During a talk at the Develop conference this year, Former Xbox lead engineer Boyd Multerer discussed the current state of the processor market, and how it's changing to accommodate new platforms such as mobile. He pointed out bluntly that currently, most companies that focus on producing processors have shifted their priorities towards mobility, instead of the traditional desktop PC:
“the market is phones. Who cares about a couple of hundred million PCs anymore? This is about billions of phones.”
According to Multerer, mobile has driven innovation towards power efficiency instead of raw performance. Traditionally, chip makers would focus on who had the fastest processor, at the expense of power draw. Because mobile has become such a dominant force, the balance has shifted, as he explains:
“If they can lower the amount of power use of that instruction by a little bit, that gives them a competitive edge against other chips. [...] The phone industry says I can have 16 CPUs so that when you want to run a complicated app I can go into high power mode and I'll have all of them working at the same time and work really fast. As soon as that app goes to the background, 14 of those CPUs get turned off and sit there drawing zero power while the next app is in front.”
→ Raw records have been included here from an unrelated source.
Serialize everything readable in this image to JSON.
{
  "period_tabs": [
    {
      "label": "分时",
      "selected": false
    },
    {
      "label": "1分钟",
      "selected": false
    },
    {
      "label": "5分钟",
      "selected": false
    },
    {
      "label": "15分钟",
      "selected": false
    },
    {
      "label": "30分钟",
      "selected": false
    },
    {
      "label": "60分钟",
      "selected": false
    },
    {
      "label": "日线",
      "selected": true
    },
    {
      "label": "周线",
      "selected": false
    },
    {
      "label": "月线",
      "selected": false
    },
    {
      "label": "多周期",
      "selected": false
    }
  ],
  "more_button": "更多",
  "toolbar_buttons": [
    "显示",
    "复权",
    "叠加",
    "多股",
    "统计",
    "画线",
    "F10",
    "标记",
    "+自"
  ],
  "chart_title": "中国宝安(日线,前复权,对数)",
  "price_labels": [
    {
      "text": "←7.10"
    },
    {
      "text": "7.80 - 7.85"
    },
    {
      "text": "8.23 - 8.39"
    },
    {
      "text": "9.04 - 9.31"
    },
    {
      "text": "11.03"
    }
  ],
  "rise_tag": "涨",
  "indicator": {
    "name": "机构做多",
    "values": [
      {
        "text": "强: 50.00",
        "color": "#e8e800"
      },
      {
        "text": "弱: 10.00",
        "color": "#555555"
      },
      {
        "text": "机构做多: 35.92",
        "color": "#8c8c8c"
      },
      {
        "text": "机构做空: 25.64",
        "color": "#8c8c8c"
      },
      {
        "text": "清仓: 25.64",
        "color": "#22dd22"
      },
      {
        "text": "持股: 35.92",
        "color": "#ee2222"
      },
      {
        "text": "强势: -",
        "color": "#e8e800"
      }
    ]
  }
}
Speaking to PCGamerN, he elaborated on his statements by saying that the server space, in particular, has seen the greatest benefit from the shift to power efficiency, since the cost of cooling datacenters outweigh any other cost in relation to running them. He mentioned Facebook, who recently built a server farm in Sweden [quoted as saying Norway], as a way to reduce its power requirements; and went on to say that even though users might want to keep running certain applications on a traditional PC, the move to mobile has "left the desktop PC as the confused, kind of forgotten platform".
He clarified that, due to the size of the desktop, it limited innovation in that market and blamed developers for not optimizing their software to run efficiently, requiring users to upgrade; pointing to game developers as the biggest perpetrators of this lack of optimization on the PC, when in contrast, companies like Adobe has managed to utilize all the cores in many of today's modern processors.